Introduction: arts-based methods

Ethics: everyone's responsibilities

Research Design: mapping the moving pieces

Bodymapping & Interviewing: practising skills

Photography: myth-busting "voicelessness"

Digital Storytelling: building narrative literacies

Drawing & Collage: unpacking underlying assumptions

Reflexivity & Positionality: privilege, power, discomfort

Evaluation: is this even art? Says who?

Review

Final Assignment Presentations

Final Assignment Presentations & Wrap Up

Introduction: arts-based methods - advantages & assumptions

Ethics & KT: responsibilities, ownership & application

Research Design: navigating moving pieces and making decisions

Bodymapping & Interviewing: cultivating embodied intuition

Drawing & Collage: unpacking underlying assumptions

Photography: myth-busting "voicelessness" and sharing power

Reflexivity & Positionality: privilege, power, discomfort

Digital Storytelling 1: building narrative literacies & creativity

Digital Storytelling 2: tackling inequities & structural biases

Evaluation: is this even research? Says who?

Final Assignment Presentations

Final Assignment Presentations & Review

1

2

3

4

5

6

7

8

9

10

11

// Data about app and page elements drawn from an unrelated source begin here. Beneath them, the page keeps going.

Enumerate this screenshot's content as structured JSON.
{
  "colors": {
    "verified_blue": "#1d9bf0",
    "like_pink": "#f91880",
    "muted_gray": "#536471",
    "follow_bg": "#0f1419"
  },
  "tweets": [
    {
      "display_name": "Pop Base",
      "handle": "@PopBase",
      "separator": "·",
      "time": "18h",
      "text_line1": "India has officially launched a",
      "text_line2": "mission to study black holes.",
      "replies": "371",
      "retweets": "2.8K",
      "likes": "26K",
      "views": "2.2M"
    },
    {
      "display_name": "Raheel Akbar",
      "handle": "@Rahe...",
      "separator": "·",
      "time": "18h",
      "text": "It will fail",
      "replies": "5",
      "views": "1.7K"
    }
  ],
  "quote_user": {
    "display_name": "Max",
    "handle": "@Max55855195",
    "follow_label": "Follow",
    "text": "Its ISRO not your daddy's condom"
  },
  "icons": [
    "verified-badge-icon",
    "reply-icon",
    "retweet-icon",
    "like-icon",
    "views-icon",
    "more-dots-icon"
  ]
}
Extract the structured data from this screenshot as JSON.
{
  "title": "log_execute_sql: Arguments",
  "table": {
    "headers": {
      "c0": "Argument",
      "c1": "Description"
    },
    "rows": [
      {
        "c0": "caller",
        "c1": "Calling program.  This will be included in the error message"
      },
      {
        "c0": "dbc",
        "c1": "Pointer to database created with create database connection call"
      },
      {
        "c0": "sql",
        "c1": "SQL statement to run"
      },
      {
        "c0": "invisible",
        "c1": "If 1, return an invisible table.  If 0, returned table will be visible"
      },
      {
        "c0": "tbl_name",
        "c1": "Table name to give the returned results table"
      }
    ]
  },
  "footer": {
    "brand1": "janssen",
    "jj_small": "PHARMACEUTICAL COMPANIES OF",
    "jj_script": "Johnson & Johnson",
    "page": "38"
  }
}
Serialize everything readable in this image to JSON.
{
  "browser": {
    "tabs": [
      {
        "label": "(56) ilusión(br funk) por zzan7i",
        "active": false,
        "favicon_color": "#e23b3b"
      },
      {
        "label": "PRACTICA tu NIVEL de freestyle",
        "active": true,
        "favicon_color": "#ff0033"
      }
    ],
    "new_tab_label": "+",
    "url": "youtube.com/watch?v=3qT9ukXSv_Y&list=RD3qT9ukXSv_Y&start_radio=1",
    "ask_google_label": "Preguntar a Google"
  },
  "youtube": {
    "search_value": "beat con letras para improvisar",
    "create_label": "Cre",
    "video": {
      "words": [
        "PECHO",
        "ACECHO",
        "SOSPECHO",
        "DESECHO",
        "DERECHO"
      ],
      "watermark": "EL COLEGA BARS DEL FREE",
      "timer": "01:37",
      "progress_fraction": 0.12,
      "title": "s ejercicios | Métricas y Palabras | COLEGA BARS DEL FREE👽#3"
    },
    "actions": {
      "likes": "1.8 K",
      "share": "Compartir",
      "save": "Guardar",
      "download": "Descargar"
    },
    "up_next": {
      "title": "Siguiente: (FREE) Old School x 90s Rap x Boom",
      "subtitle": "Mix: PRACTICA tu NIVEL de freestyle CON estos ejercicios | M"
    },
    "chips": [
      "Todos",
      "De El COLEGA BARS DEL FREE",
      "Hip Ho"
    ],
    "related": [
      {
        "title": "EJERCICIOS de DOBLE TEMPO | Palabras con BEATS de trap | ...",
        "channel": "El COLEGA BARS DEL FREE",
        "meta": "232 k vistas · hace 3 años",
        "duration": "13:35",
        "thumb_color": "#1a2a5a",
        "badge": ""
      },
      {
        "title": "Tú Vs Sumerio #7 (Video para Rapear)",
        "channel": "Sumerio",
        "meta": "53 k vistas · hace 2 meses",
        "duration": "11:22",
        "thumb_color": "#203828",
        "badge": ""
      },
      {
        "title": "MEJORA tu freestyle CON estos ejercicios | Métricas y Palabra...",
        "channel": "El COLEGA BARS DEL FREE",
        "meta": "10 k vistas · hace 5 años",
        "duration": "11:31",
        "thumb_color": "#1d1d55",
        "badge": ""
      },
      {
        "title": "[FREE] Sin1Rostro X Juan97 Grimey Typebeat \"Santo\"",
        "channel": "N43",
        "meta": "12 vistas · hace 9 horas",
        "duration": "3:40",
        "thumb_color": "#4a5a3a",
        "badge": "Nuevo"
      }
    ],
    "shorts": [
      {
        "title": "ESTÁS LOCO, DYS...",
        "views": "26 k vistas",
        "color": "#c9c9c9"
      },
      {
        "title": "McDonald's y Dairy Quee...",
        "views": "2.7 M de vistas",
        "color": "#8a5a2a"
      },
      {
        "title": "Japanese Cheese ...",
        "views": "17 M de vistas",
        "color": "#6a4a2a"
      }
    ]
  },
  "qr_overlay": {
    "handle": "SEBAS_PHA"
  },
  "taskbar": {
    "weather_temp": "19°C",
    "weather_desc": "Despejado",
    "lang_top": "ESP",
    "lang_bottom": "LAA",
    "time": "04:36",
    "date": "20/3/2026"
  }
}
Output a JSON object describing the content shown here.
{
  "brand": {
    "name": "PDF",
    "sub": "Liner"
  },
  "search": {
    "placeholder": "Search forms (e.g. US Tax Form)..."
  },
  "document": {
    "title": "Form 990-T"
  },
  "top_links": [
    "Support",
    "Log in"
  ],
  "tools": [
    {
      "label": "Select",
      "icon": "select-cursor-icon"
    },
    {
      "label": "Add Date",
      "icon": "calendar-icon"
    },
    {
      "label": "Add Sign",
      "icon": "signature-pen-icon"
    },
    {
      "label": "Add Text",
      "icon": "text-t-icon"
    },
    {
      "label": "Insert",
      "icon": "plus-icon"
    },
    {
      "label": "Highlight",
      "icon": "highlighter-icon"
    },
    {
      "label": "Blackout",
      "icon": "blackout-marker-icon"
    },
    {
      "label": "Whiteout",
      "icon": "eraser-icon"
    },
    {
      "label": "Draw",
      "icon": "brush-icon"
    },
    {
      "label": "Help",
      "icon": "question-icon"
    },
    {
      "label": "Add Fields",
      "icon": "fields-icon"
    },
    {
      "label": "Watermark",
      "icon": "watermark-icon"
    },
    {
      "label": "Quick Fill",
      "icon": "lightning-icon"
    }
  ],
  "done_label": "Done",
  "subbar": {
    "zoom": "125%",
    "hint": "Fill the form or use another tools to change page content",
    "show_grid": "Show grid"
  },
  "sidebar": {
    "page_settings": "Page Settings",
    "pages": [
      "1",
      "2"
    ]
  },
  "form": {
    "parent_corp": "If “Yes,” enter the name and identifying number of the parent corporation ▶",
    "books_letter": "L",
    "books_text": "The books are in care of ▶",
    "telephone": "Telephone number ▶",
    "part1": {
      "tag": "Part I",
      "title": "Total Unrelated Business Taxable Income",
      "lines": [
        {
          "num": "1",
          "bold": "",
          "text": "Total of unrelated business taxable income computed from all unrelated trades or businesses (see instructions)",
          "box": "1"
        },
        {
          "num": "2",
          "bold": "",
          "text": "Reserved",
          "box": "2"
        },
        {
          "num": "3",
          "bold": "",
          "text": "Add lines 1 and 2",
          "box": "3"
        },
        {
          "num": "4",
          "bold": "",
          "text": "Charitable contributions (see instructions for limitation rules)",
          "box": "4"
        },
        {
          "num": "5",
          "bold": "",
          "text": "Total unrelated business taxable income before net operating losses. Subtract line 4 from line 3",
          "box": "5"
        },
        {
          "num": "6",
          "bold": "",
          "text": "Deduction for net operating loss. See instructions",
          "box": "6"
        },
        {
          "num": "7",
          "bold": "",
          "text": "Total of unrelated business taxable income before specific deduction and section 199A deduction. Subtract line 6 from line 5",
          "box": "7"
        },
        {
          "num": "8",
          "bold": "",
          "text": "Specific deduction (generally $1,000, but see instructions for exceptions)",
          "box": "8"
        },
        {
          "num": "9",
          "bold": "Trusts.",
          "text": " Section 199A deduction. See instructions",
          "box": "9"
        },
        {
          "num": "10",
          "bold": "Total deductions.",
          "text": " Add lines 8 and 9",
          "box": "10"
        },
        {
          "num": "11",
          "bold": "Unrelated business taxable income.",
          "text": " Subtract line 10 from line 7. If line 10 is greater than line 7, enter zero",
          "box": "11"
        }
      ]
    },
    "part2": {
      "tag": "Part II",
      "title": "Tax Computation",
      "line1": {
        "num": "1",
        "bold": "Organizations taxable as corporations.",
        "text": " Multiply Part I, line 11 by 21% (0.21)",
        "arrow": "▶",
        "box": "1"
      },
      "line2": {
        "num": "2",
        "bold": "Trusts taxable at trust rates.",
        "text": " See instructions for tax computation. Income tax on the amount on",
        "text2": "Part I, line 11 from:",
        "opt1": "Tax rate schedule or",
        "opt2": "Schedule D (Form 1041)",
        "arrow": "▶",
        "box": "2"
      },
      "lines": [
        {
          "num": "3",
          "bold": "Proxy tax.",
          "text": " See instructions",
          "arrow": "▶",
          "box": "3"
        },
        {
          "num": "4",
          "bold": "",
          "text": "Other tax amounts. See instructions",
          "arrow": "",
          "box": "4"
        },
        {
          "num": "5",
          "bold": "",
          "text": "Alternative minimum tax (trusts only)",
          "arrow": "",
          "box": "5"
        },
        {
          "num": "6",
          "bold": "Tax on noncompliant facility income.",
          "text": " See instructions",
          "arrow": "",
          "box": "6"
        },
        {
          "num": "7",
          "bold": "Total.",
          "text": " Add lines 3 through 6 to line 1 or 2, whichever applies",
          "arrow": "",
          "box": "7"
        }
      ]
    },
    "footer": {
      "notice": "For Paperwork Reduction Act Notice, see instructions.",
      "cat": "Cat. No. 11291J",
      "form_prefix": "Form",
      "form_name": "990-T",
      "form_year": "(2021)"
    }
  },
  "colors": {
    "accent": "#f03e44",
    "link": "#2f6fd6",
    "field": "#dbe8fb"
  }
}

12

 

Week    Undergraduate                                                Graduate

Overview

Options

Suggested Structure